**Aim of the task**
Would you set down every entry again, exactly as written?

┌──

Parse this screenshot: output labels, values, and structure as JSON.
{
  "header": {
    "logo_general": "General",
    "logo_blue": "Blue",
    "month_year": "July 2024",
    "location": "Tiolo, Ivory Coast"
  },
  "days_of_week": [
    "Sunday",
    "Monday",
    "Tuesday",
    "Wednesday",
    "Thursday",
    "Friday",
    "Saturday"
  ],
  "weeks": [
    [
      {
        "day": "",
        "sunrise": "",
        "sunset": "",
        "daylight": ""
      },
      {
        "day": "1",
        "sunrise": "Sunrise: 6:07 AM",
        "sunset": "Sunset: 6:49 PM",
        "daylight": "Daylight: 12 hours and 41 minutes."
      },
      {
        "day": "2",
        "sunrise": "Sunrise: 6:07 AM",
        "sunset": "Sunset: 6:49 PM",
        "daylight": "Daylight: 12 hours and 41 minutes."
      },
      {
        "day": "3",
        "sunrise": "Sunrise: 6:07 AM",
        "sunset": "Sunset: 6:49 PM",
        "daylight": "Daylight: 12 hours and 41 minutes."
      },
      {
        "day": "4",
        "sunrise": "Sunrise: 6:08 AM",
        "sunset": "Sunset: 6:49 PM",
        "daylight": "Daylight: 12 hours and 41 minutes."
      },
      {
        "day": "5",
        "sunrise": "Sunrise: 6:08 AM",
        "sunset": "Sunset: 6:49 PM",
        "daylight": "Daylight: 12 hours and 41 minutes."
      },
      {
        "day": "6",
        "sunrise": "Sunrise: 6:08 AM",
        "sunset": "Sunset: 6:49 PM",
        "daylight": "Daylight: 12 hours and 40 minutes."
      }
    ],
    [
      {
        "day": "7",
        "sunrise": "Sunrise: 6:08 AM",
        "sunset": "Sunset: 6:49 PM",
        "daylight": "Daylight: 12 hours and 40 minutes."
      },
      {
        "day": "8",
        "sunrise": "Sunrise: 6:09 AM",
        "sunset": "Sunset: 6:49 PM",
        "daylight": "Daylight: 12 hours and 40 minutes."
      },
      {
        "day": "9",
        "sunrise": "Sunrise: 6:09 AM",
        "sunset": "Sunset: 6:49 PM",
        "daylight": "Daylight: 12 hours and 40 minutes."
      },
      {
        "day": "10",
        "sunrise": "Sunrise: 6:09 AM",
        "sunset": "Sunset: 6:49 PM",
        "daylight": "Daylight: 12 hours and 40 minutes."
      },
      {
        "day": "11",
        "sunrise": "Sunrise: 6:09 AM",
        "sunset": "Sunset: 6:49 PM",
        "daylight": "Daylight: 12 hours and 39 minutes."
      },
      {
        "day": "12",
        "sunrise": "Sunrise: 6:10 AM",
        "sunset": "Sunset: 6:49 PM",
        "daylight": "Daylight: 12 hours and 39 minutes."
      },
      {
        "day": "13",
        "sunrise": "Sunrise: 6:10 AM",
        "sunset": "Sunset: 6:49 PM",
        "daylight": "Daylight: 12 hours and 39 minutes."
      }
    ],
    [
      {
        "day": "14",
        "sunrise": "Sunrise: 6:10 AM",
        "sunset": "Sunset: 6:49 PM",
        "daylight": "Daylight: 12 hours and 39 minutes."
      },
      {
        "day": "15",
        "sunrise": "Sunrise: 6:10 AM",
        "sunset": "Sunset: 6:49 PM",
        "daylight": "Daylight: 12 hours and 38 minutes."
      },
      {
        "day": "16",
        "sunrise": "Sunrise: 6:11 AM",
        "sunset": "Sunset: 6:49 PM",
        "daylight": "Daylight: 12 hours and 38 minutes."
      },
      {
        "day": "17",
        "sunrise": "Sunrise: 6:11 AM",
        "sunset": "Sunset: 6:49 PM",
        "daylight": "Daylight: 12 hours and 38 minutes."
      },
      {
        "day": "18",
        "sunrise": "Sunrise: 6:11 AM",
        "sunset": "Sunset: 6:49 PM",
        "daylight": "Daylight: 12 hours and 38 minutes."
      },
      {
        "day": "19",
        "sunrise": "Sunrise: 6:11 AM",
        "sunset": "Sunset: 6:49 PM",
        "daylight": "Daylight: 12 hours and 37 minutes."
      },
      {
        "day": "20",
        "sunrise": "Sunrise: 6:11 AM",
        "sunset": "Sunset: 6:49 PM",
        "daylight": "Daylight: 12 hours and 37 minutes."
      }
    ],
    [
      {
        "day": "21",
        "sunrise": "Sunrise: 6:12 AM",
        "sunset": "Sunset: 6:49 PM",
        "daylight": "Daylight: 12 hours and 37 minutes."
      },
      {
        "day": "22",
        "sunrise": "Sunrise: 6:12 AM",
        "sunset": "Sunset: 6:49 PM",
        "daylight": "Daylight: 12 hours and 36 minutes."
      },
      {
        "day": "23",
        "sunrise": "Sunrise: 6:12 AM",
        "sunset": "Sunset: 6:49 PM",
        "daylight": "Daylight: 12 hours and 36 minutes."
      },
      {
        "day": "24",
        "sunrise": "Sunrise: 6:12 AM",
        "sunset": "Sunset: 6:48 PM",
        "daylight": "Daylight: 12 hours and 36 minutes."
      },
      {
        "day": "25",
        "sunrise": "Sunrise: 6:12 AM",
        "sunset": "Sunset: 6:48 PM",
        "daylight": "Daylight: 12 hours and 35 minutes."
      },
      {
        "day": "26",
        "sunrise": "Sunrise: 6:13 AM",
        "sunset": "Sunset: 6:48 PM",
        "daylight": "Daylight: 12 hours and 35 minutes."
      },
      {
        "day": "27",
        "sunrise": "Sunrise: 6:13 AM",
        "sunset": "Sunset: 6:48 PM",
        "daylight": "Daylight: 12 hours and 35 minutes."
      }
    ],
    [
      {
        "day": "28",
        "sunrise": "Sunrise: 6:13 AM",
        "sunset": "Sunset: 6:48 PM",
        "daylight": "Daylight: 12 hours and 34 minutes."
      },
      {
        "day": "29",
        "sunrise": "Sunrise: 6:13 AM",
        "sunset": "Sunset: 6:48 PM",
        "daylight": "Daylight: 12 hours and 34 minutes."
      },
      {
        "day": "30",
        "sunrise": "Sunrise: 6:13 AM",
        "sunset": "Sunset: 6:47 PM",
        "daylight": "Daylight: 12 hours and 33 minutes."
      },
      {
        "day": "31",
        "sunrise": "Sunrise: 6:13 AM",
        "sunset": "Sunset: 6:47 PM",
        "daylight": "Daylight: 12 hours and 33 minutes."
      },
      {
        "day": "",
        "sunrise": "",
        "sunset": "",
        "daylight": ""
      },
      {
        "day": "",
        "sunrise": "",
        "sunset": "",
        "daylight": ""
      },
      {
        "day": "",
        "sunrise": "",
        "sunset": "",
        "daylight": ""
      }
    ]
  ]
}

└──

**Reply to the task**
Parse this screenshot: output labels, values, and structure as JSON.
{
  "header": {
    "logo_general": "General",
    "logo_blue": "Blue",
    "month_year": "July 2024",
    "location": "Tiolo, Ivory Coast"
  },
  "days_of_week": [
    "Sunday",
    "Monday",
    "Tuesday",
    "Wednesday",
    "Thursday",
    "Friday",
    "Saturday"
  ],
  "weeks": [
    [
      {
        "day": "",
        "sunrise": "",
        "sunset": "",
        "daylight": ""
      },
      {
        "day": "1",
        "sunrise": "Sunrise: 6:07 AM",
        "sunset": "Sunset: 6:49 PM",
        "daylight": "Daylight: 12 hours and 41 minutes."
      },
      {
        "day": "2",
        "sunrise": "Sunrise: 6:07 AM",
        "sunset": "Sunset: 6:49 PM",
        "daylight": "Daylight: 12 hours and 41 minutes."
      },
      {
        "day": "3",
        "sunrise": "Sunrise: 6:07 AM",
        "sunset": "Sunset: 6:49 PM",
        "daylight": "Daylight: 12 hours and 41 minutes."
      },
      {
        "day": "4",
        "sunrise": "Sunrise: 6:08 AM",
        "sunset": "Sunset: 6:49 PM",
        "daylight": "Daylight: 12 hours and 41 minutes."
      },
      {
        "day": "5",
        "sunrise": "Sunrise: 6:08 AM",
        "sunset": "Sunset: 6:49 PM",
        "daylight": "Daylight: 12 hours and 41 minutes."
      },
      {
        "day": "6",
        "sunrise": "Sunrise: 6:08 AM",
        "sunset": "Sunset: 6:49 PM",
        "daylight": "Daylight: 12 hours and 40 minutes."
      }
    ],
    [
      {
        "day": "7",
        "sunrise": "Sunrise: 6:08 AM",
        "sunset": "Sunset: 6:49 PM",
        "daylight": "Daylight: 12 hours and 40 minutes."
      },
      {
        "day": "8",
        "sunrise": "Sunrise: 6:09 AM",
        "sunset": "Sunset: 6:49 PM",
        "daylight": "Daylight: 12 hours and 40 minutes."
      },
      {
        "day": "9",
        "sunrise": "Sunrise: 6:09 AM",
        "sunset": "Sunset: 6:49 PM",
        "daylight": "Daylight: 12 hours and 40 minutes."
      },
      {
        "day": "10",
        "sunrise": "Sunrise: 6:09 AM",
        "sunset": "Sunset: 6:49 PM",
        "daylight": "Daylight: 12 hours and 40 minutes."
      },
      {
        "day": "11",
        "sunrise": "Sunrise: 6:09 AM",
        "sunset": "Sunset: 6:49 PM",
        "daylight": "Daylight: 12 hours and 39 minutes."
      },
      {
        "day": "12",
        "sunrise": "Sunrise: 6:10 AM",
        "sunset": "Sunset: 6:49 PM",
        "daylight": "Daylight: 12 hours and 39 minutes."
      },
      {
        "day": "13",
        "sunrise": "Sunrise: 6:10 AM",
        "sunset": "Sunset: 6:49 PM",
        "daylight": "Daylight: 12 hours and 39 minutes."
      }
    ],
    [
      {
        "day": "14",
        "sunrise": "Sunrise: 6:10 AM",
        "sunset": "Sunset: 6:49 PM",
        "daylight": "Daylight: 12 hours and 39 minutes."
      },
      {
        "day": "15",
        "sunrise": "Sunrise: 6:10 AM",
        "sunset": "Sunset: 6:49 PM",
        "daylight": "Daylight: 12 hours and 38 minutes."
      },
      {
        "day": "16",
        "sunrise": "Sunrise: 6:11 AM",
        "sunset": "Sunset: 6:49 PM",
        "daylight": "Daylight: 12 hours and 38 minutes."
      },
      {
        "day": "17",
        "sunrise": "Sunrise: 6:11 AM",
        "sunset": "Sunset: 6:49 PM",
        "daylight": "Daylight: 12 hours and 38 minutes."
      },
      {
        "day": "18",
        "sunrise": "Sunrise: 6:11 AM",
        "sunset": "Sunset: 6:49 PM",
        "daylight": "Daylight: 12 hours and 38 minutes."
      },
      {
        "day": "19",
        "sunrise": "Sunrise: 6:11 AM",
        "sunset": "Sunset: 6:49 PM",
        "daylight": "Daylight: 12 hours and 37 minutes."
      },
      {
        "day": "20",
        "sunrise": "Sunrise: 6:11 AM",
        "sunset": "Sunset: 6:49 PM",
        "daylight": "Daylight: 12 hours and 37 minutes."
      }
    ],
    [
      {
        "day": "21",
        "sunrise": "Sunrise: 6:12 AM",
        "sunset": "Sunset: 6:49 PM",
        "daylight": "Daylight: 12 hours and 37 minutes."
      },
      {
        "day": "22",
        "sunrise": "Sunrise: 6:12 AM",
        "sunset": "Sunset: 6:49 PM",
        "daylight": "Daylight: 12 hours and 36 minutes."
      },
      {
        "day": "23",
        "sunrise": "Sunrise: 6:12 AM",
        "sunset": "Sunset: 6:49 PM",
        "daylight": "Daylight: 12 hours and 36 minutes."
      },
      {
        "day": "24",
        "sunrise": "Sunrise: 6:12 AM",
        "sunset": "Sunset: 6:48 PM",
        "daylight": "Daylight: 12 hours and 36 minutes."
      },
      {
        "day": "25",
        "sunrise": "Sunrise: 6:12 AM",
        "sunset": "Sunset: 6:48 PM",
        "daylight": "Daylight: 12 hours and 35 minutes."
      },
      {
        "day": "26",
        "sunrise": "Sunrise: 6:13 AM",
        "sunset": "Sunset: 6:48 PM",
        "daylight": "Daylight: 12 hours and 35 minutes."
      },
      {
        "day": "27",
        "sunrise": "Sunrise: 6:13 AM",
        "sunset": "Sunset: 6:48 PM",
        "daylight": "Daylight: 12 hours and 35 minutes."
      }
    ],
    [
      {
        "day": "28",
        "sunrise": "Sunrise: 6:13 AM",
        "sunset": "Sunset: 6:48 PM",
        "daylight": "Daylight: 12 hours and 34 minutes."
      },
      {
        "day": "29",
        "sunrise": "Sunrise: 6:13 AM",
        "sunset": "Sunset: 6:48 PM",
        "daylight": "Daylight: 12 hours and 34 minutes."
      },
      {
        "day": "30",
        "sunrise": "Sunrise: 6:13 AM",
        "sunset": "Sunset: 6:47 PM",
        "daylight": "Daylight: 12 hours and 33 minutes."
      },
      {
        "day": "31",
        "sunrise": "Sunrise: 6:13 AM",
        "sunset": "Sunset: 6:47 PM",
        "daylight": "Daylight: 12 hours and 33 minutes."
      },
      {
        "day": "",
        "sunrise": "",
        "sunset": "",
        "daylight": ""
      },
      {
        "day": "",
        "sunrise": "",
        "sunset": "",
        "daylight": ""
      },
      {
        "day": "",
        "sunrise": "",
        "sunset": "",
        "daylight": ""
      }
    ]
  ]
}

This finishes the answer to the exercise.